Once you have checked each line below, report only the number of lines that contain the word "subtitle".

--- START ---

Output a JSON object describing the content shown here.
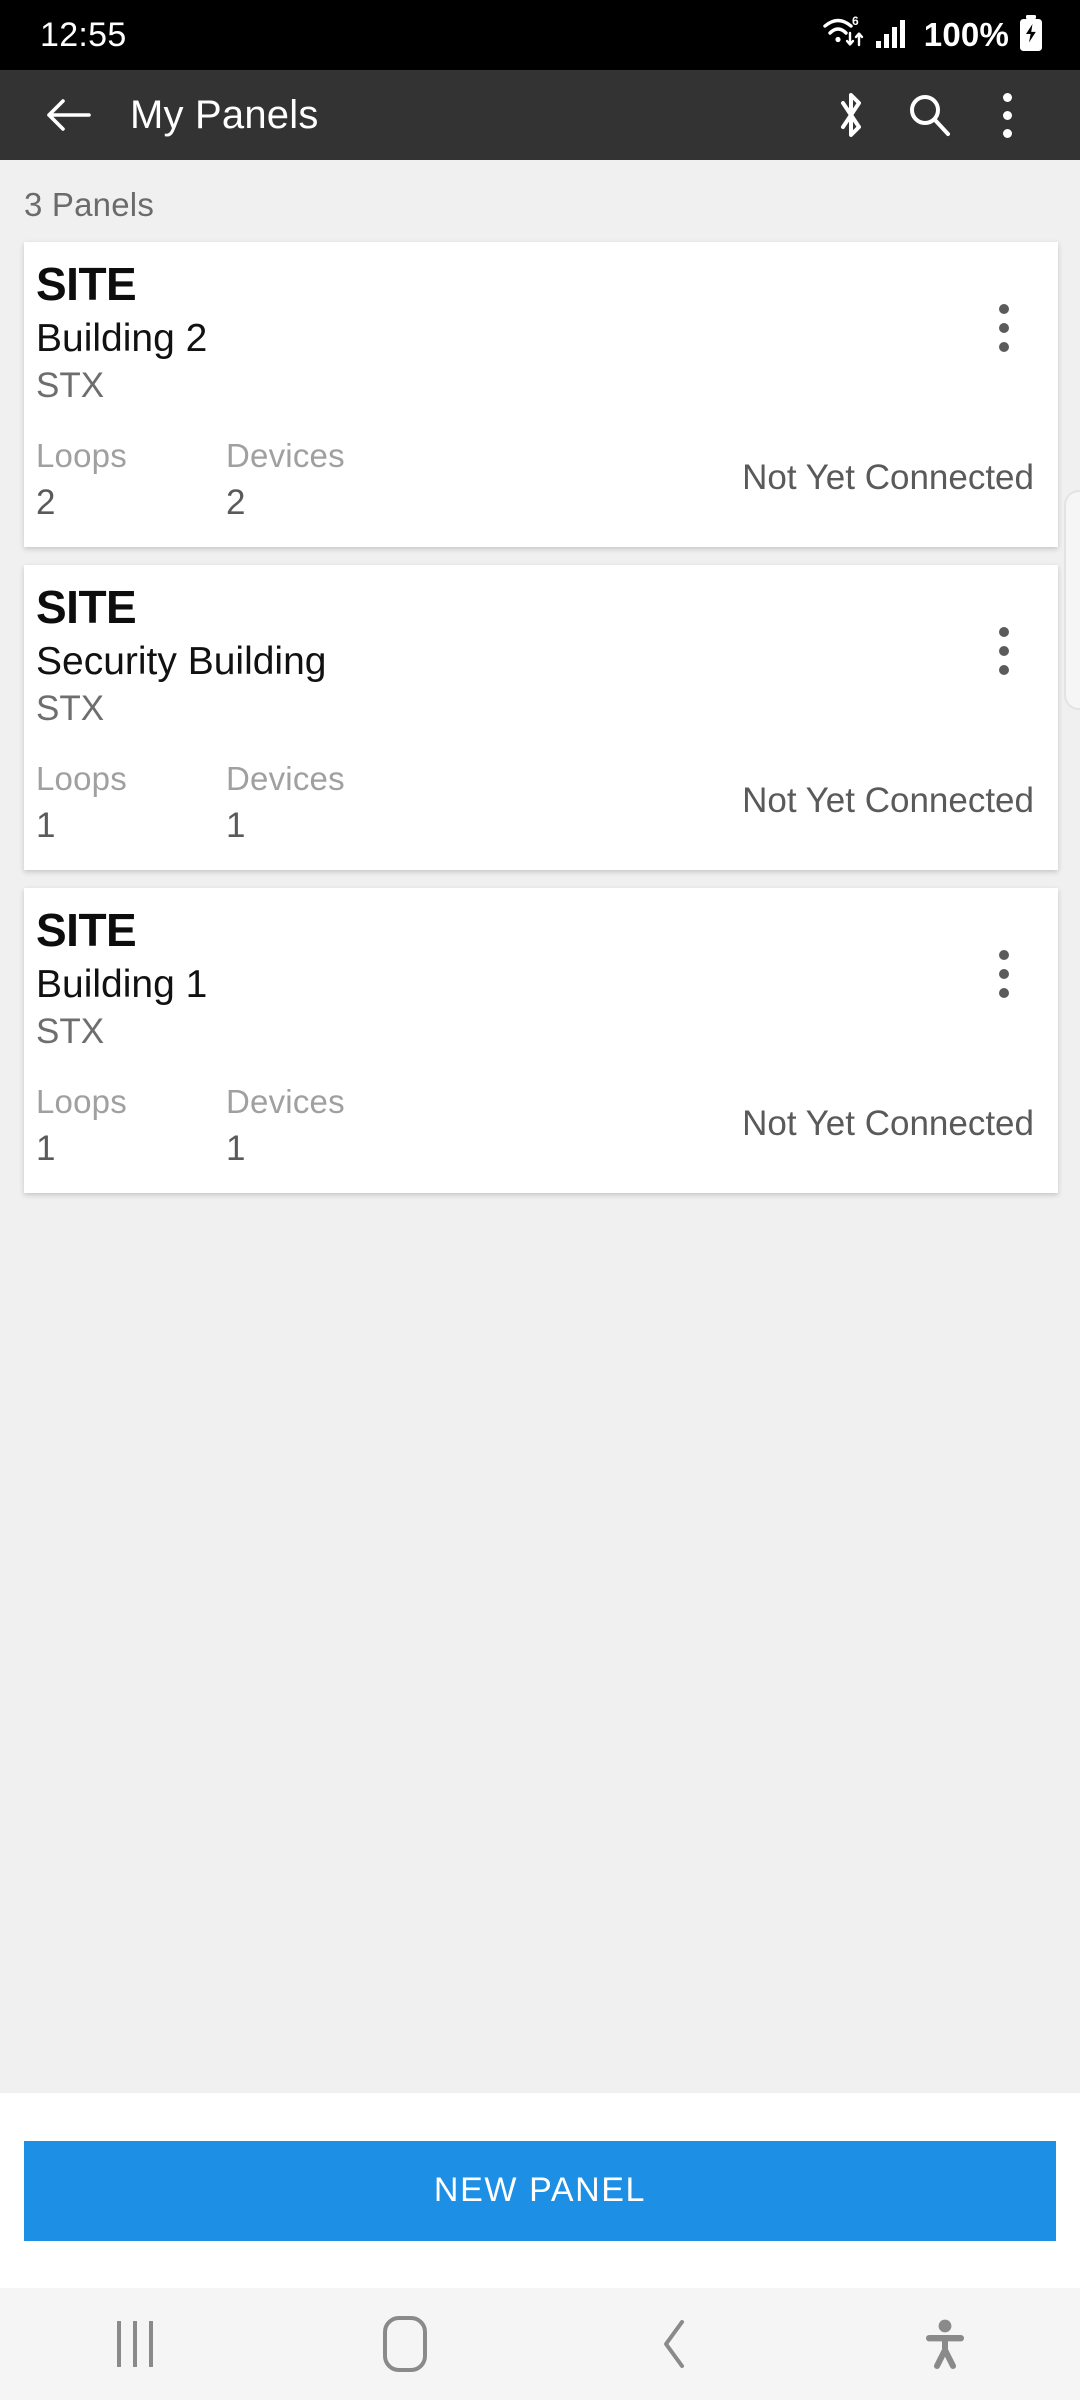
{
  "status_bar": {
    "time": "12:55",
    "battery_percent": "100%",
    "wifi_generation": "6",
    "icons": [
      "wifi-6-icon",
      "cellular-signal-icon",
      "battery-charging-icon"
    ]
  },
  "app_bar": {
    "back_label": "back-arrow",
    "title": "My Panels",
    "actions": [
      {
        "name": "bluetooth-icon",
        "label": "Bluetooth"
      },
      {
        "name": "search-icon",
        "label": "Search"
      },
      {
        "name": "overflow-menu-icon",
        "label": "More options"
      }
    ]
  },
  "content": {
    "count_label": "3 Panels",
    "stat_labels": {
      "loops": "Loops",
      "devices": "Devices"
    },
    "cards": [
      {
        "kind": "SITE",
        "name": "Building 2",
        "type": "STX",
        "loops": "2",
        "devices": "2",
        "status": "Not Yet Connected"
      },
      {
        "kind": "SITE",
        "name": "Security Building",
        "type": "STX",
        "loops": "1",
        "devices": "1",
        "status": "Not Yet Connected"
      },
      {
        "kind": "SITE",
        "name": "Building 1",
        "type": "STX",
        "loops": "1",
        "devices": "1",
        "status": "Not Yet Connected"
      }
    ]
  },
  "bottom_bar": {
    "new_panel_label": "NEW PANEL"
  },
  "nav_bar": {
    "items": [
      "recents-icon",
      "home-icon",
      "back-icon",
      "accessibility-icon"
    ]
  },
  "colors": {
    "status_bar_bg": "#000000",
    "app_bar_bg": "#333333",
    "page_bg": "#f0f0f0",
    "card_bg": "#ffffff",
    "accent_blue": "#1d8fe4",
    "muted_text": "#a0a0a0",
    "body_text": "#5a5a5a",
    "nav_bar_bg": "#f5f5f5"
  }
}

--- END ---
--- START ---

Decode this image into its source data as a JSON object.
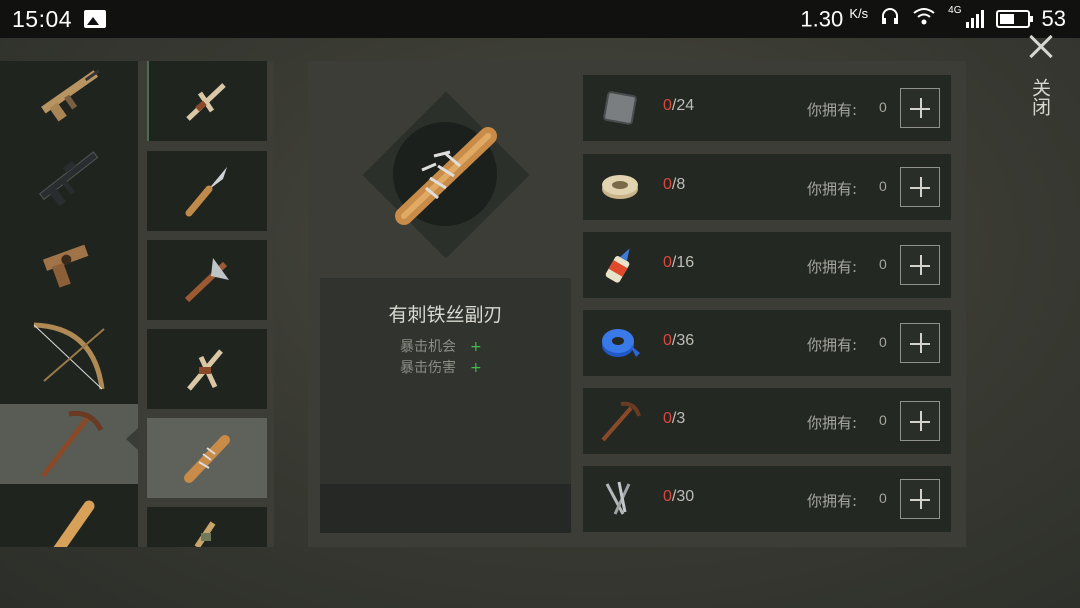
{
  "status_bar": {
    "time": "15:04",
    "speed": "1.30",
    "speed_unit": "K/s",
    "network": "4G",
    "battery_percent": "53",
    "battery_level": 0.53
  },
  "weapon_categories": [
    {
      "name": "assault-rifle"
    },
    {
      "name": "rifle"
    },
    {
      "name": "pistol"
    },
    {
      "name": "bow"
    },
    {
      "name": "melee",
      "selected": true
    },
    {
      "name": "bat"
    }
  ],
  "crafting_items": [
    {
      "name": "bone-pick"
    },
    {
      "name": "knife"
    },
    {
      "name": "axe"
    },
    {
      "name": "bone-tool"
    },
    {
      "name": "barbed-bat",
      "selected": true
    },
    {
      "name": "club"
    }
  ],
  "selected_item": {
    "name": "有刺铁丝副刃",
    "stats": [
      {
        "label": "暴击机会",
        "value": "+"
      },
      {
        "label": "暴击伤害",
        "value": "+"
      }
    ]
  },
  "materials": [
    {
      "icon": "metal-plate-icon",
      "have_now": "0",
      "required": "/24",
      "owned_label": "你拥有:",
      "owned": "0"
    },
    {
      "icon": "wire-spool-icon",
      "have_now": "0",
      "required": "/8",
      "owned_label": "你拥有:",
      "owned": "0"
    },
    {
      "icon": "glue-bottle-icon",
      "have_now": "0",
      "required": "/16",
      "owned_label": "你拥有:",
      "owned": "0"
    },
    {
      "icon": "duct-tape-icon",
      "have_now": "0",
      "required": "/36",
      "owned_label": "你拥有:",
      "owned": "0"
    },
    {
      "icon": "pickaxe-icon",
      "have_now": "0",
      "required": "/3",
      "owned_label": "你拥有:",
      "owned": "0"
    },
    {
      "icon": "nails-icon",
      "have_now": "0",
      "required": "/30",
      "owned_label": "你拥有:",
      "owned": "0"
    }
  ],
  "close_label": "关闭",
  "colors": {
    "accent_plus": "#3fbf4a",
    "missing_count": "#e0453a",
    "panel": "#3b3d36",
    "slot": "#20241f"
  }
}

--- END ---
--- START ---

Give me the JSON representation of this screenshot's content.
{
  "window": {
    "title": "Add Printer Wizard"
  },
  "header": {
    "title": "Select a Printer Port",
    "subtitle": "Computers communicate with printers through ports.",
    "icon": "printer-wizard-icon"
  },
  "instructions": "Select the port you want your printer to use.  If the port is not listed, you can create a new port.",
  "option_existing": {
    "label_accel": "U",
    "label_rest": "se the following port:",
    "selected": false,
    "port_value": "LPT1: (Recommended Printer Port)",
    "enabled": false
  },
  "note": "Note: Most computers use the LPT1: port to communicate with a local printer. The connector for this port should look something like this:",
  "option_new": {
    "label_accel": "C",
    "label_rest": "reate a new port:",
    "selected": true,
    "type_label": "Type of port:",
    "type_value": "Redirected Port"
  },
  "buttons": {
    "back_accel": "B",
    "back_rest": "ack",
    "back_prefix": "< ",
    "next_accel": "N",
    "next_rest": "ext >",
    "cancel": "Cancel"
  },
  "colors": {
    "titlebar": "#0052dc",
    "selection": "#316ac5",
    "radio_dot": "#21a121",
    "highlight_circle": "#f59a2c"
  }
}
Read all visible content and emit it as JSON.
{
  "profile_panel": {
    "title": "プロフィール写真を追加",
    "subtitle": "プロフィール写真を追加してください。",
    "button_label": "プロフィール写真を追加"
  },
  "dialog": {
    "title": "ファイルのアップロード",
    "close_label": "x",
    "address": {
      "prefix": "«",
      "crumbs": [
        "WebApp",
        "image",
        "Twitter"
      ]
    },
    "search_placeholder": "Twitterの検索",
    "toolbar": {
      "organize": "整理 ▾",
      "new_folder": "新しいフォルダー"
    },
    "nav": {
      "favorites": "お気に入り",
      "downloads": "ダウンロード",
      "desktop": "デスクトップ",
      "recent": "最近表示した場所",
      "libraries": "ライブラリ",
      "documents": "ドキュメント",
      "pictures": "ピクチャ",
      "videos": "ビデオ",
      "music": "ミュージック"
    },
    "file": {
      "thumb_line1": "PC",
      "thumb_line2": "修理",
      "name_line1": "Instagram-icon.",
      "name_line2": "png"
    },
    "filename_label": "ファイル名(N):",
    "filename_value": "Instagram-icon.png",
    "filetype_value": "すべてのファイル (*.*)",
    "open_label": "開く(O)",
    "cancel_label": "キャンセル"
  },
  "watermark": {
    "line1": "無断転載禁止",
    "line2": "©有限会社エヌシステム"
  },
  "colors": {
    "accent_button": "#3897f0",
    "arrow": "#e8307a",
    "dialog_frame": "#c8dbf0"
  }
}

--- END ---

Your solution:
2